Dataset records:
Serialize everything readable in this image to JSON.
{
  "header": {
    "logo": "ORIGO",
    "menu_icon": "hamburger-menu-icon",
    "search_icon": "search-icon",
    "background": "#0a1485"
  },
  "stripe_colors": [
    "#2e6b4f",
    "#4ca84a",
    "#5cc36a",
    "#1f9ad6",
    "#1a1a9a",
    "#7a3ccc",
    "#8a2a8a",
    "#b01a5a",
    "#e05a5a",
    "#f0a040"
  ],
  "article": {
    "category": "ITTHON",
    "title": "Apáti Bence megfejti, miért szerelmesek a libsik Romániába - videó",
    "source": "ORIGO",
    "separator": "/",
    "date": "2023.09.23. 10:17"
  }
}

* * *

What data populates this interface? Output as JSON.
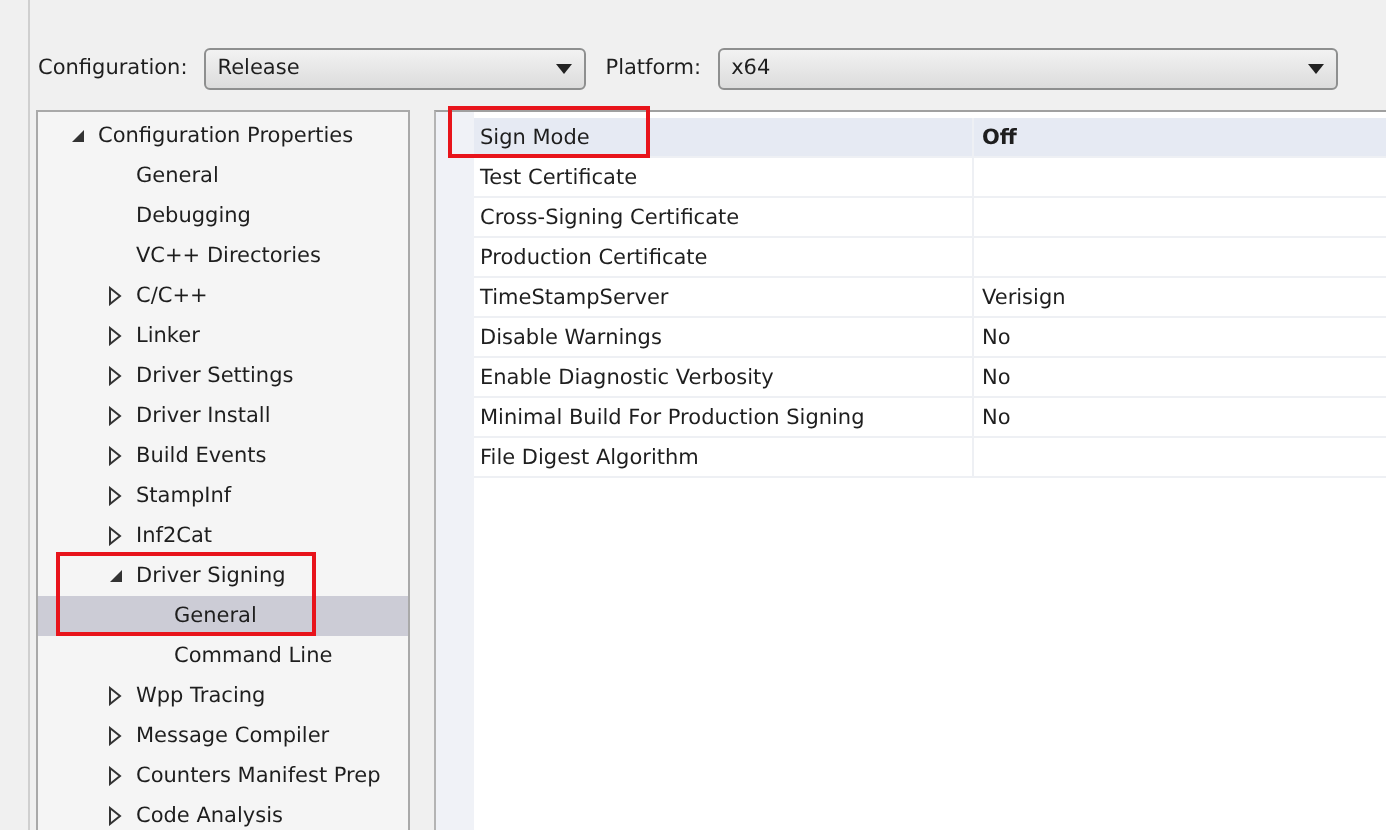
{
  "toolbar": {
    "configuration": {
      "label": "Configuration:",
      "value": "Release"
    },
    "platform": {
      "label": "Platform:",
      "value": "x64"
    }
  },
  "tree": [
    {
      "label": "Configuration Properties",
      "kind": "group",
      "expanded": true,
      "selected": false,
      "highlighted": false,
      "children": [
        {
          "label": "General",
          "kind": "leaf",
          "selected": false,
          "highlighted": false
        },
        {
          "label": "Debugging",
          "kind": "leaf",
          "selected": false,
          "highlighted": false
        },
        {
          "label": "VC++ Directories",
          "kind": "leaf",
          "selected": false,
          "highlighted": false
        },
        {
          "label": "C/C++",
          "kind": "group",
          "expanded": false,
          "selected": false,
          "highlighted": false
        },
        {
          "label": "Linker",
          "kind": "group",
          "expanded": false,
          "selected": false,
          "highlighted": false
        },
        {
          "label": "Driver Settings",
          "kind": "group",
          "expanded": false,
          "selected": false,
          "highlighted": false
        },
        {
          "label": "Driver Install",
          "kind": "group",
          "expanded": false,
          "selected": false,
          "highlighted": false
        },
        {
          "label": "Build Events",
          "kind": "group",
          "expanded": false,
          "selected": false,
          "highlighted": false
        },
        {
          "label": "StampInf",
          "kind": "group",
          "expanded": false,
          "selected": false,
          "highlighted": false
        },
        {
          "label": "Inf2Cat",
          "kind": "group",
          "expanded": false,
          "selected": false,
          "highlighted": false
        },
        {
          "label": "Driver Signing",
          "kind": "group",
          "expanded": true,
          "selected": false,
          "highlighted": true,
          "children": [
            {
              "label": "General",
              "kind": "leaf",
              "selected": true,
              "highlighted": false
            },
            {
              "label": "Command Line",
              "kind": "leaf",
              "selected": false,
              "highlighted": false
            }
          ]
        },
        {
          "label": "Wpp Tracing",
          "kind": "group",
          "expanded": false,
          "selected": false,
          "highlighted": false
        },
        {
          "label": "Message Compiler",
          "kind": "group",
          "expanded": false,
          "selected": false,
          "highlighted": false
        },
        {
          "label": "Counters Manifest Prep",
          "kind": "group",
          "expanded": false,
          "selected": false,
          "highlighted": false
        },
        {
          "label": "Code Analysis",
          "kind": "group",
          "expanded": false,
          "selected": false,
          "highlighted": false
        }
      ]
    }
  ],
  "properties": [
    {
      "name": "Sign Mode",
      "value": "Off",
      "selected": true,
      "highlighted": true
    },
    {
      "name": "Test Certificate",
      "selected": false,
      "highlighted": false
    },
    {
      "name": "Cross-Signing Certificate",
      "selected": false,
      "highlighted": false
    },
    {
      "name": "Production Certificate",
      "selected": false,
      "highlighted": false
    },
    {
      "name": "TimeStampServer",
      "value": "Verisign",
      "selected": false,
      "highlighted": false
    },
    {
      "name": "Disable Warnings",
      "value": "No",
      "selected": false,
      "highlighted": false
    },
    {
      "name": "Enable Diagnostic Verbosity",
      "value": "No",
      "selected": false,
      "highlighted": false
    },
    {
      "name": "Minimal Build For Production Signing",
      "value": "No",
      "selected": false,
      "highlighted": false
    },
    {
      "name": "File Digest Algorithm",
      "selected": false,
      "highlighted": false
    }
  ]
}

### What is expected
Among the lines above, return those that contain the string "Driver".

### Solution below
          "label": "Driver Settings",
          "label": "Driver Install",
          "label": "Driver Signing",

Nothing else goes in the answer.